**Assignment**
Give the number of lines in the records below that include the word "screenshot", and add nothing to it.
□ □ □
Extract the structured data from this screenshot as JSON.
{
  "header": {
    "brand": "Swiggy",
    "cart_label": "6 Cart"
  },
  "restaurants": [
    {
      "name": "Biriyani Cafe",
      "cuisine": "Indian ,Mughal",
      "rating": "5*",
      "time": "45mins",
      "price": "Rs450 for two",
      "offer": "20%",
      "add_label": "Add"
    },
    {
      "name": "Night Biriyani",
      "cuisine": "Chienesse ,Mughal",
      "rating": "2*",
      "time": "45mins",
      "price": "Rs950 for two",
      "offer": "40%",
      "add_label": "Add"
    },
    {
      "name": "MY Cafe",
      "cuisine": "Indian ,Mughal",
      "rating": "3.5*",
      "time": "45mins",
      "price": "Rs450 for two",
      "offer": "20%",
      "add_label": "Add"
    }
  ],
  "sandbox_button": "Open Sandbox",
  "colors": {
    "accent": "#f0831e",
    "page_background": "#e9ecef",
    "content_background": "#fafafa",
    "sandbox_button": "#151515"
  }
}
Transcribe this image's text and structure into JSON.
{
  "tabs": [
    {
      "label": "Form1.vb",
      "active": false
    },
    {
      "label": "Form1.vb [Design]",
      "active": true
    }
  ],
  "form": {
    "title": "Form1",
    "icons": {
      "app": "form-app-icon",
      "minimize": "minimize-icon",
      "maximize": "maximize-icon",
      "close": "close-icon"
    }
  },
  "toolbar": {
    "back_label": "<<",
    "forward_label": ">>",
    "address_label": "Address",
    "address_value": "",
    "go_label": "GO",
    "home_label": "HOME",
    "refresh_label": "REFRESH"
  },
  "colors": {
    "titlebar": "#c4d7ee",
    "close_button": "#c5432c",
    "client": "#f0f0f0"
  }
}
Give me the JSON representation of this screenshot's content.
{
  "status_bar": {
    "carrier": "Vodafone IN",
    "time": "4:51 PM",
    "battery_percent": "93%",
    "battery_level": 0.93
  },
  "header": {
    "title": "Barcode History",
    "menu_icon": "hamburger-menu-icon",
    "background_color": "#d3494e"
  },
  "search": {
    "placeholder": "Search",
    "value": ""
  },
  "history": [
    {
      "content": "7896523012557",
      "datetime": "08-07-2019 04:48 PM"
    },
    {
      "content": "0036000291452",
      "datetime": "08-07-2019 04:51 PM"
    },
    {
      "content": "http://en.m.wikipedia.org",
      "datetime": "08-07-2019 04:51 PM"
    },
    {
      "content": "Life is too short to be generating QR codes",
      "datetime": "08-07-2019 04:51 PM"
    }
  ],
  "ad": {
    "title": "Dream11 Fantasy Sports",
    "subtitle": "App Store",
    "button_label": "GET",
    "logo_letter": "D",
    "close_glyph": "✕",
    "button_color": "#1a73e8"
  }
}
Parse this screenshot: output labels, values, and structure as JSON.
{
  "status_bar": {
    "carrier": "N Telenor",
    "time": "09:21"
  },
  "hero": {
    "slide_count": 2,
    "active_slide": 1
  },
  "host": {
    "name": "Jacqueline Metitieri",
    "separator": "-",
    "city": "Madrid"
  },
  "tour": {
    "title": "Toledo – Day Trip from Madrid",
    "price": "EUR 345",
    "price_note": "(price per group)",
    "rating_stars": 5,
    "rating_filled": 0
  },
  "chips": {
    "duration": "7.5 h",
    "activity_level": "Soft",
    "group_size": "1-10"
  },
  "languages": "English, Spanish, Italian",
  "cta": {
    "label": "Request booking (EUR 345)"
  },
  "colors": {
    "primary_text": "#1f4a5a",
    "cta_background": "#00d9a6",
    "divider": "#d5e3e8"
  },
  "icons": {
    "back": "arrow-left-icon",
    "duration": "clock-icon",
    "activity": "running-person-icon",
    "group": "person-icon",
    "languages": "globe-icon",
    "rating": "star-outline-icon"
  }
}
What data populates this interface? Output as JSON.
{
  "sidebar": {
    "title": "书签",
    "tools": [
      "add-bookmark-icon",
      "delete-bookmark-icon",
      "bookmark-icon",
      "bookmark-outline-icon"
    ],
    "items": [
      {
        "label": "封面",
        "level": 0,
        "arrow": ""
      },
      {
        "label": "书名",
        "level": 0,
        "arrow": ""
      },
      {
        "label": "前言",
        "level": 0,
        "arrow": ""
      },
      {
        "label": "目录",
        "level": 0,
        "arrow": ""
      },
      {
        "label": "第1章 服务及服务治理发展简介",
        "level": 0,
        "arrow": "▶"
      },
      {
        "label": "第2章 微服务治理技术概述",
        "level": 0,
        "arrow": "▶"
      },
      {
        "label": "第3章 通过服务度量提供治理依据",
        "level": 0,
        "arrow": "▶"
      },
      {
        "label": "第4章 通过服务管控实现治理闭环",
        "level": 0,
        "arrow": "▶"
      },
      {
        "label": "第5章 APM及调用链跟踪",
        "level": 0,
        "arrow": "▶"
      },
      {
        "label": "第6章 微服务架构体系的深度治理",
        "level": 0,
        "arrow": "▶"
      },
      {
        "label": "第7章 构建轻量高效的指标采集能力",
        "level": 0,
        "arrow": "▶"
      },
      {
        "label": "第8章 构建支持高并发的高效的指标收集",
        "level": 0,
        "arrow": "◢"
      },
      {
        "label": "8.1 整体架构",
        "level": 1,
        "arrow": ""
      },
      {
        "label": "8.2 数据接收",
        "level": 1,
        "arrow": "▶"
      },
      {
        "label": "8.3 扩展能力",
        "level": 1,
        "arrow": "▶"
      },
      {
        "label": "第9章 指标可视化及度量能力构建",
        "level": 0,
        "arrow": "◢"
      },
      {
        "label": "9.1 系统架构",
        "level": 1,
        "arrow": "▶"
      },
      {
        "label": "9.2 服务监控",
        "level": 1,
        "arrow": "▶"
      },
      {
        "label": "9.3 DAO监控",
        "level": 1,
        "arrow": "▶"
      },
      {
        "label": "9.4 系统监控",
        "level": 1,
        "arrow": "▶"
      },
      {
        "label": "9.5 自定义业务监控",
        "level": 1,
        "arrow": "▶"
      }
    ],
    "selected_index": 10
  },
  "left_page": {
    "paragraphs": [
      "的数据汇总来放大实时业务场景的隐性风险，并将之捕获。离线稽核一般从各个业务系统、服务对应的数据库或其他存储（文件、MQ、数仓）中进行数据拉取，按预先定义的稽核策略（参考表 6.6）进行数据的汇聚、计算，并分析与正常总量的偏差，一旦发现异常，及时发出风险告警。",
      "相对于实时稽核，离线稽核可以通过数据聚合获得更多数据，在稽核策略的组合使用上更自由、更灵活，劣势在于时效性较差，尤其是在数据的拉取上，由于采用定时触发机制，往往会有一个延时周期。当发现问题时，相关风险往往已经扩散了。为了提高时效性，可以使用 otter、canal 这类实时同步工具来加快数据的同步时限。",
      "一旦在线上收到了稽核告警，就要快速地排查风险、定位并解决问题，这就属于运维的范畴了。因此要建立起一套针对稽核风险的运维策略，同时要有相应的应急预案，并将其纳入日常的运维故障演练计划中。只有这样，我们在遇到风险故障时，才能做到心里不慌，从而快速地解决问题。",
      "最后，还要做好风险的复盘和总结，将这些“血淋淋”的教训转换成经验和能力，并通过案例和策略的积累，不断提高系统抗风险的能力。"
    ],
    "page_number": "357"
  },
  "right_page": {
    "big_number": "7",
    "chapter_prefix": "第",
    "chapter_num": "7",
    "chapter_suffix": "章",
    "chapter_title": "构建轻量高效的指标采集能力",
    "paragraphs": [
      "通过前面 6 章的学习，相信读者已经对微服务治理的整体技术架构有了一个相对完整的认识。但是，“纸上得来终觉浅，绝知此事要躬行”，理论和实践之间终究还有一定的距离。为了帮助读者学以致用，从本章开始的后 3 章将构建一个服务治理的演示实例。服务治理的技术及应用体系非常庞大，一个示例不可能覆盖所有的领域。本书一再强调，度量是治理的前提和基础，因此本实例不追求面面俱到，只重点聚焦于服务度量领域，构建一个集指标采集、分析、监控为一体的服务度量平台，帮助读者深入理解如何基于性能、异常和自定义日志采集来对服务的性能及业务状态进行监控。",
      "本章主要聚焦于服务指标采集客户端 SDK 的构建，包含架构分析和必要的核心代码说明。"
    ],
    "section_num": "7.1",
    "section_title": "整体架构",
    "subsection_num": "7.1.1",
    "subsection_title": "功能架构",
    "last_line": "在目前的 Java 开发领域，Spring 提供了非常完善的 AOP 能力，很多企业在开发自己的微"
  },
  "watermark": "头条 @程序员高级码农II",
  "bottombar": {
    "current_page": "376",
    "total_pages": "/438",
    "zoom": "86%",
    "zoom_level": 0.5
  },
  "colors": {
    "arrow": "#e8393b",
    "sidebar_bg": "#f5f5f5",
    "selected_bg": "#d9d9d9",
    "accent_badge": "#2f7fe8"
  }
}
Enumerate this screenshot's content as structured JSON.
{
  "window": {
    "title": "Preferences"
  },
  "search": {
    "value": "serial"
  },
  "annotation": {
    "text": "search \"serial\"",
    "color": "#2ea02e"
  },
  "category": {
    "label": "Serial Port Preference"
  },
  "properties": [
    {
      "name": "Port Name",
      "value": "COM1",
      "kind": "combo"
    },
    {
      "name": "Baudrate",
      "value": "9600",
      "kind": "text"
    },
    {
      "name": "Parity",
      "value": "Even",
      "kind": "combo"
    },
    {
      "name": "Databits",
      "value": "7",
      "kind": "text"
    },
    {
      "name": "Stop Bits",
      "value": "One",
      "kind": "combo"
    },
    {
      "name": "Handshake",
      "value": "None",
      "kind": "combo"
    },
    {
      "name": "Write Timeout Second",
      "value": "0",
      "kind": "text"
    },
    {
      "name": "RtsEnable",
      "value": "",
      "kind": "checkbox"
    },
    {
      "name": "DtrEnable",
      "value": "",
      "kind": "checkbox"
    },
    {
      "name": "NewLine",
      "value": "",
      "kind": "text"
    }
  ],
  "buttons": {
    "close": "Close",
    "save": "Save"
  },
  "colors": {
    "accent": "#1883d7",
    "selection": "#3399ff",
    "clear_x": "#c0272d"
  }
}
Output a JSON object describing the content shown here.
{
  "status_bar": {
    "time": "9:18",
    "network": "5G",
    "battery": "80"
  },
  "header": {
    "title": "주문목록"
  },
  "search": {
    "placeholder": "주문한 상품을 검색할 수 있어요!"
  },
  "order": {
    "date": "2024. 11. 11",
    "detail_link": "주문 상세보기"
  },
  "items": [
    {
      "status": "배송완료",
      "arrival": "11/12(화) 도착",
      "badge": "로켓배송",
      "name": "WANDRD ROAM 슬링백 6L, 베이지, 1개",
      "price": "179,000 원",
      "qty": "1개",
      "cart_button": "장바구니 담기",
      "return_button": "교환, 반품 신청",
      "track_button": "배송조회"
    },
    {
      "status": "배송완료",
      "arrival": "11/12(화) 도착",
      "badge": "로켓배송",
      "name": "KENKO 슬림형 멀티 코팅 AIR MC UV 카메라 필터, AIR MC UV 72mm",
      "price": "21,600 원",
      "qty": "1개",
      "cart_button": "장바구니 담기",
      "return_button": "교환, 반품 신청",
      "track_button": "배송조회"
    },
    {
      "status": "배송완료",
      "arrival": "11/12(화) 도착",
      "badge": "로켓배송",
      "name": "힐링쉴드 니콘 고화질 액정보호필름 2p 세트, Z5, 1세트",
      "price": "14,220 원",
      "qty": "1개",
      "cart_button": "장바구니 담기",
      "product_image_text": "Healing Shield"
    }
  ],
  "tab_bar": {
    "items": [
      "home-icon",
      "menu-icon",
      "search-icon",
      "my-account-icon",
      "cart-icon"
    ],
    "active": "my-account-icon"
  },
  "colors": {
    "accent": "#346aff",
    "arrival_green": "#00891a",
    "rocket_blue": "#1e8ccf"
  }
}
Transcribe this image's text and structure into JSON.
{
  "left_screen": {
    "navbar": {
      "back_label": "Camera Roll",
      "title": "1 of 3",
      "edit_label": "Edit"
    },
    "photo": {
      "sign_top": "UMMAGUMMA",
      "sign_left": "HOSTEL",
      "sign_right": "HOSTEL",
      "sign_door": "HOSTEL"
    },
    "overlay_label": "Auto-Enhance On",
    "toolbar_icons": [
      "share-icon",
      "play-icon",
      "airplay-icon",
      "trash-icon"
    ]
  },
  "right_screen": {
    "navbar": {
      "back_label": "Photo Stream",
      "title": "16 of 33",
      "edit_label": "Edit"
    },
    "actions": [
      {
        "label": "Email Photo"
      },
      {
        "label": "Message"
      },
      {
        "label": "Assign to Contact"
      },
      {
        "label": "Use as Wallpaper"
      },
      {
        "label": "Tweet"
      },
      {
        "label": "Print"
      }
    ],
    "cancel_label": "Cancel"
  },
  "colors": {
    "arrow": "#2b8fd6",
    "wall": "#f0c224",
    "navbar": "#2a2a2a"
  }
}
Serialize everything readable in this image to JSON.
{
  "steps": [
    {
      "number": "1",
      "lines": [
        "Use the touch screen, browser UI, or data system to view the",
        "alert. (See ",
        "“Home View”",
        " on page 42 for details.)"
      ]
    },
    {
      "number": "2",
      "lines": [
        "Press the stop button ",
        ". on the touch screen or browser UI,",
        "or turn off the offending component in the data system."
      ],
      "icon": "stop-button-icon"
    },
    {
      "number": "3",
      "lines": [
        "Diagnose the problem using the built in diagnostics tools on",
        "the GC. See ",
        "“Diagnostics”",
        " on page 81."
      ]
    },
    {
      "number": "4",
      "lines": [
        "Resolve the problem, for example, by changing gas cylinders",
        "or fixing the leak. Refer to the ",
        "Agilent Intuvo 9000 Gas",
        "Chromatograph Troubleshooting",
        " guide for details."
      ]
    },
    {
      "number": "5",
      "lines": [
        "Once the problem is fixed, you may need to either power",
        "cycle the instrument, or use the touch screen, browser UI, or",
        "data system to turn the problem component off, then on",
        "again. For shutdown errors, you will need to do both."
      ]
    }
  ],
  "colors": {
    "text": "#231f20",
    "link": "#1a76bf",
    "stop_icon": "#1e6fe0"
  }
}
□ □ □
**Answer space**
4